[EXERCISE INPUTS]
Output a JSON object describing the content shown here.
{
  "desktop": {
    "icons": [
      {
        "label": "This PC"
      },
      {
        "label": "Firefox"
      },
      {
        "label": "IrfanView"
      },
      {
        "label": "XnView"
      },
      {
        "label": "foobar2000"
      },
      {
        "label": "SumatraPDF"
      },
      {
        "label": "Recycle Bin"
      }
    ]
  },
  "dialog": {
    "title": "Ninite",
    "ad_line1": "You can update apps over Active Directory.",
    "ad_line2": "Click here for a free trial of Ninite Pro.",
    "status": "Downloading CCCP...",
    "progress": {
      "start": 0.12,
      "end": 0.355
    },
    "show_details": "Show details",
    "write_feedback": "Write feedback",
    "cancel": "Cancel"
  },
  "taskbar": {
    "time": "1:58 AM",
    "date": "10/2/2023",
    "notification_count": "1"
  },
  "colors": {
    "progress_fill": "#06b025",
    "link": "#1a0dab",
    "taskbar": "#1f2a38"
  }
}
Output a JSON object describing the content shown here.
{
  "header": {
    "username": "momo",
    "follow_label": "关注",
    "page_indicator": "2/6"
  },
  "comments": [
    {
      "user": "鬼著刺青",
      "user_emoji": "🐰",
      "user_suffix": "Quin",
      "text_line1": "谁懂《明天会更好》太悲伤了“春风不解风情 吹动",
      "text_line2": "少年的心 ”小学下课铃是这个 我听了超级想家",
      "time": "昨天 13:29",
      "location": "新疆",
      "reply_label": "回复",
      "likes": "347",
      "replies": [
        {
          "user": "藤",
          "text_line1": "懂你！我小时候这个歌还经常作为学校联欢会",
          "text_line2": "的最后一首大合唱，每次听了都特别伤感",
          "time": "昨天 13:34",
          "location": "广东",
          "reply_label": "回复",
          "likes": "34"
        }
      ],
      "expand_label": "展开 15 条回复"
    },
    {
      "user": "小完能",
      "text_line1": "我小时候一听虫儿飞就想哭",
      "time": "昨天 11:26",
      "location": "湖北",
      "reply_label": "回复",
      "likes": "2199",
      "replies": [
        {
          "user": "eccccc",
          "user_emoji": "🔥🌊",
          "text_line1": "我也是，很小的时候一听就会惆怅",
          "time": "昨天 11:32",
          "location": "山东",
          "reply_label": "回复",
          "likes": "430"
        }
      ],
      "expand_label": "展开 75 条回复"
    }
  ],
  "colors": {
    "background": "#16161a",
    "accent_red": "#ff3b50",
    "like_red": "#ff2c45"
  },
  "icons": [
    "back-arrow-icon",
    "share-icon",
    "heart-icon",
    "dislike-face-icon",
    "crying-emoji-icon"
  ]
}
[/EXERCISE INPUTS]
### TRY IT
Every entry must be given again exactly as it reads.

### TASK SOLUTION
Output a JSON object describing the content shown here.
{
  "desktop": {
    "icons": [
      {
        "label": "This PC"
      },
      {
        "label": "Firefox"
      },
      {
        "label": "IrfanView"
      },
      {
        "label": "XnView"
      },
      {
        "label": "foobar2000"
      },
      {
        "label": "SumatraPDF"
      },
      {
        "label": "Recycle Bin"
      }
    ]
  },
  "dialog": {
    "title": "Ninite",
    "ad_line1": "You can update apps over Active Directory.",
    "ad_line2": "Click here for a free trial of Ninite Pro.",
    "status": "Downloading CCCP...",
    "progress": {
      "start": 0.12,
      "end": 0.355
    },
    "show_details": "Show details",
    "write_feedback": "Write feedback",
    "cancel": "Cancel"
  },
  "taskbar": {
    "time": "1:58 AM",
    "date": "10/2/2023",
    "notification_count": "1"
  },
  "colors": {
    "progress_fill": "#06b025",
    "link": "#1a0dab",
    "taskbar": "#1f2a38"
  }
}
Output a JSON object describing the content shown here.
{
  "header": {
    "username": "momo",
    "follow_label": "关注",
    "page_indicator": "2/6"
  },
  "comments": [
    {
      "user": "鬼著刺青",
      "user_emoji": "🐰",
      "user_suffix": "Quin",
      "text_line1": "谁懂《明天会更好》太悲伤了“春风不解风情 吹动",
      "text_line2": "少年的心 ”小学下课铃是这个 我听了超级想家",
      "time": "昨天 13:29",
      "location": "新疆",
      "reply_label": "回复",
      "likes": "347",
      "replies": [
        {
          "user": "藤",
          "text_line1": "懂你！我小时候这个歌还经常作为学校联欢会",
          "text_line2": "的最后一首大合唱，每次听了都特别伤感",
          "time": "昨天 13:34",
          "location": "广东",
          "reply_label": "回复",
          "likes": "34"
        }
      ],
      "expand_label": "展开 15 条回复"
    },
    {
      "user": "小完能",
      "text_line1": "我小时候一听虫儿飞就想哭",
      "time": "昨天 11:26",
      "location": "湖北",
      "reply_label": "回复",
      "likes": "2199",
      "replies": [
        {
          "user": "eccccc",
          "user_emoji": "🔥🌊",
          "text_line1": "我也是，很小的时候一听就会惆怅",
          "time": "昨天 11:32",
          "location": "山东",
          "reply_label": "回复",
          "likes": "430"
        }
      ],
      "expand_label": "展开 75 条回复"
    }
  ],
  "colors": {
    "background": "#16161a",
    "accent_red": "#ff3b50",
    "like_red": "#ff2c45"
  },
  "icons": [
    "back-arrow-icon",
    "share-icon",
    "heart-icon",
    "dislike-face-icon",
    "crying-emoji-icon"
  ]
}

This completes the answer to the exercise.